● WORK TASK: Search the records for the string "title", then copy each line where it appears.

===== GIVEN RECORDS =====

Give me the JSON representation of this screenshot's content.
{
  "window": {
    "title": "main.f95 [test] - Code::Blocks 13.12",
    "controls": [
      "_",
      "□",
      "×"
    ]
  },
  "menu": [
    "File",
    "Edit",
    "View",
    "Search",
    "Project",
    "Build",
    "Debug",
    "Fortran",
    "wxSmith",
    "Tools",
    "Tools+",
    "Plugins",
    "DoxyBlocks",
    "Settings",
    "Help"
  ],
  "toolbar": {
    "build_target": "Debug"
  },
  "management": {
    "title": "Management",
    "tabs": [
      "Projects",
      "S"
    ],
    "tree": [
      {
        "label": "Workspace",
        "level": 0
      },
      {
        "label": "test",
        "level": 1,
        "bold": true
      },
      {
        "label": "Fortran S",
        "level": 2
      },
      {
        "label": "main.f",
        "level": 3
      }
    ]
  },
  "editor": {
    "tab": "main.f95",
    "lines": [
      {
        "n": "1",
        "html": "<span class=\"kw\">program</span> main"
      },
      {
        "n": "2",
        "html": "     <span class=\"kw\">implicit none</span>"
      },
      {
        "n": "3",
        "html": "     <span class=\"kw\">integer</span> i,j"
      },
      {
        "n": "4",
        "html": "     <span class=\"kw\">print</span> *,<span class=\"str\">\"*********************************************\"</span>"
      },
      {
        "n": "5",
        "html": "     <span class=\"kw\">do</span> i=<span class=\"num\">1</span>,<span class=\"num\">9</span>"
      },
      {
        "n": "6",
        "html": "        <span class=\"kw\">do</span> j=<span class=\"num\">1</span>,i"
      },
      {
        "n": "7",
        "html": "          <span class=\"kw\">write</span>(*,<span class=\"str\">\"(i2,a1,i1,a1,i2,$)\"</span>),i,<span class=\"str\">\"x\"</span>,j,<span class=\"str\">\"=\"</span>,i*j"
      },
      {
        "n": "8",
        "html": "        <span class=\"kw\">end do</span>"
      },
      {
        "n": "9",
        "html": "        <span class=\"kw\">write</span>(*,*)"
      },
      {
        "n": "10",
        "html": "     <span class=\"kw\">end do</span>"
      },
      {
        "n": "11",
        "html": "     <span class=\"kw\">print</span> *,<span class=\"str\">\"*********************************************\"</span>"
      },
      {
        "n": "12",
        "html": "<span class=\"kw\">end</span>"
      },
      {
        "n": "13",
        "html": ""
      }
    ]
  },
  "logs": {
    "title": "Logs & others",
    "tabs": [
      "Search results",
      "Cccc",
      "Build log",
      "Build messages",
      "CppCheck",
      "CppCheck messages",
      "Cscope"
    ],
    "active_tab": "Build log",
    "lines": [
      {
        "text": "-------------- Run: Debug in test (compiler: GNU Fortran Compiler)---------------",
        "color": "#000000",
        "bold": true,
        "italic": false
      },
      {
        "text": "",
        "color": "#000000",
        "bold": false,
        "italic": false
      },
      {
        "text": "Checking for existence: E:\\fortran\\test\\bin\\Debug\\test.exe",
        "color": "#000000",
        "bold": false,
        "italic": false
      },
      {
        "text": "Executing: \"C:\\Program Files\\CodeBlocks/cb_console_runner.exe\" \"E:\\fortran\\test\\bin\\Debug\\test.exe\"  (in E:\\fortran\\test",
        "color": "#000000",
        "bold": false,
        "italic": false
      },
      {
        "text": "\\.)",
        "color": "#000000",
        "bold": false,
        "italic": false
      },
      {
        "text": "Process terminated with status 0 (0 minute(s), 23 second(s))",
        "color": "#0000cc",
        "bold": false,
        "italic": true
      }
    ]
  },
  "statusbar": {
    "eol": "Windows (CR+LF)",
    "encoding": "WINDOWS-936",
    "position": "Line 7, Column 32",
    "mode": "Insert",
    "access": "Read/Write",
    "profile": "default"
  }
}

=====

● TASK RESPONSE:
    "title": "main.f95 [test] - Code::Blocks 13.12",
    "title": "Management",
    "title": "Logs & others",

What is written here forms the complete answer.